**WHAT TO WORK ON**
Find every line in the records below that holds the word "text", and copy each one.

**DATA FOR THIS TASK**
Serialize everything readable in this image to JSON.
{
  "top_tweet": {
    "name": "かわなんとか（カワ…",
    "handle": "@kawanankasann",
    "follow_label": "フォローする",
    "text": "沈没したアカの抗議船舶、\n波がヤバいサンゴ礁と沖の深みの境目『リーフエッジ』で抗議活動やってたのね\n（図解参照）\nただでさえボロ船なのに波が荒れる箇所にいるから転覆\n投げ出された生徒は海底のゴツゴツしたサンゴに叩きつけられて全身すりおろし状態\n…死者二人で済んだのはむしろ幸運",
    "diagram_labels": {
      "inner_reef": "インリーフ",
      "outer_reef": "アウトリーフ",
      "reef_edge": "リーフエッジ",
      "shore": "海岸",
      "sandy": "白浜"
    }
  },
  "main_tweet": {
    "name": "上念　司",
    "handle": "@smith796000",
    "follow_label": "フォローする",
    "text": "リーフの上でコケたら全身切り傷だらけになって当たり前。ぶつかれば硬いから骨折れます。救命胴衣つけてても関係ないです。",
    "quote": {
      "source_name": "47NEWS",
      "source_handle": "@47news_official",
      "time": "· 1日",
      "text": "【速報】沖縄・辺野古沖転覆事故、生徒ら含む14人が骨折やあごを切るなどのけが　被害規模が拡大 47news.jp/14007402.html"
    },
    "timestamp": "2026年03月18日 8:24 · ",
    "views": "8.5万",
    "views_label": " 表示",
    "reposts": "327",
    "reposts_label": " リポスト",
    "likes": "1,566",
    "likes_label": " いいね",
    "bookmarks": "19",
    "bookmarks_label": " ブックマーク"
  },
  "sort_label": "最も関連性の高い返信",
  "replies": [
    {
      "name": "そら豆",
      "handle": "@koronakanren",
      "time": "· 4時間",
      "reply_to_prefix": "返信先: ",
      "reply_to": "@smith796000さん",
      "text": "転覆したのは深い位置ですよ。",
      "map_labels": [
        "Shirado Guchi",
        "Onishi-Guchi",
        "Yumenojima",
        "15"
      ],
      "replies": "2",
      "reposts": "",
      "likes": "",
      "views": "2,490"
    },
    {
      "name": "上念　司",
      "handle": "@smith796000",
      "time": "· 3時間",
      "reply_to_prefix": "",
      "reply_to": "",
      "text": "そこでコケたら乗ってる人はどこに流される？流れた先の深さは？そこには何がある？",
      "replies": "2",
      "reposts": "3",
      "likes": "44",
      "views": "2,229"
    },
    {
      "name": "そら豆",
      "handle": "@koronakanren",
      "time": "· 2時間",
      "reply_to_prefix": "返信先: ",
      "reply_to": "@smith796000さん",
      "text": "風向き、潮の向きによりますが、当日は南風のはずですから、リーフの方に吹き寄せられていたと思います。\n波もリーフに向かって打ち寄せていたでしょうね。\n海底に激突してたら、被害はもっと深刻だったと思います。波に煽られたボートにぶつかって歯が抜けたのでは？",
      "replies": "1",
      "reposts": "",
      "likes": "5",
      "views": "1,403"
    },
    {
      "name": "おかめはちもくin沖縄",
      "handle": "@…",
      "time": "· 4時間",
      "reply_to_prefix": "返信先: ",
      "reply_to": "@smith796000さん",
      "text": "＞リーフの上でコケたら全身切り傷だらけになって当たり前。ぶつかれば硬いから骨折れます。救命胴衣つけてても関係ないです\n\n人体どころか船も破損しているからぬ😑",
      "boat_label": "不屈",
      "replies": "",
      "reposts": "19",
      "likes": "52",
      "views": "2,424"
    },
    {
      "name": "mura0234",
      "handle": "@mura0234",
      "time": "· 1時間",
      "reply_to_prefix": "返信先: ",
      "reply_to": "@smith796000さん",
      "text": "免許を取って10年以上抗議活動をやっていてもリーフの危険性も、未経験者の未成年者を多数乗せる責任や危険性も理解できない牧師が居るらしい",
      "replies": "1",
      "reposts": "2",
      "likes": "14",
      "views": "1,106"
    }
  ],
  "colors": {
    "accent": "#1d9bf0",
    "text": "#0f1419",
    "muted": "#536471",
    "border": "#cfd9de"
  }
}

**REPLY**
    "text": "沈没したアカの抗議船舶、\n波がヤバいサンゴ礁と沖の深みの境目『リーフエッジ』で抗議活動やってたのね\n（図解参照）\nただでさえボロ船なのに波が荒れる箇所にいるから転覆\n投げ出された生徒は海底のゴツゴツしたサンゴに叩きつけられて全身すりおろし状態\n…死者二人で済んだのはむしろ幸運",
    "text": "リーフの上でコケたら全身切り傷だらけになって当たり前。ぶつかれば硬いから骨折れます。救命胴衣つけてても関係ないです。",
      "text": "【速報】沖縄・辺野古沖転覆事故、生徒ら含む14人が骨折やあごを切るなどのけが　被害規模が拡大 47news.jp/14007402.html"
      "text": "転覆したのは深い位置ですよ。",
      "text": "そこでコケたら乗ってる人はどこに流される？流れた先の深さは？そこには何がある？",
      "text": "風向き、潮の向きによりますが、当日は南風のはずですから、リーフの方に吹き寄せられていたと思います。\n波もリーフに向かって打ち寄せていたでしょうね。\n海底に激突してたら、被害はもっと深刻だったと思います。波に煽られたボートにぶつかって歯が抜けたのでは？",
      "text": "＞リーフの上でコケたら全身切り傷だらけになって当たり前。ぶつかれば硬いから骨折れます。救命胴衣つけてても関係ないです\n\n人体どころか船も破損しているからぬ😑",
      "text": "免許を取って10年以上抗議活動をやっていてもリーフの危険性も、未経験者の未成年者を多数乗せる責任や危険性も理解できない牧師が居るらしい",
    "text": "#0f1419",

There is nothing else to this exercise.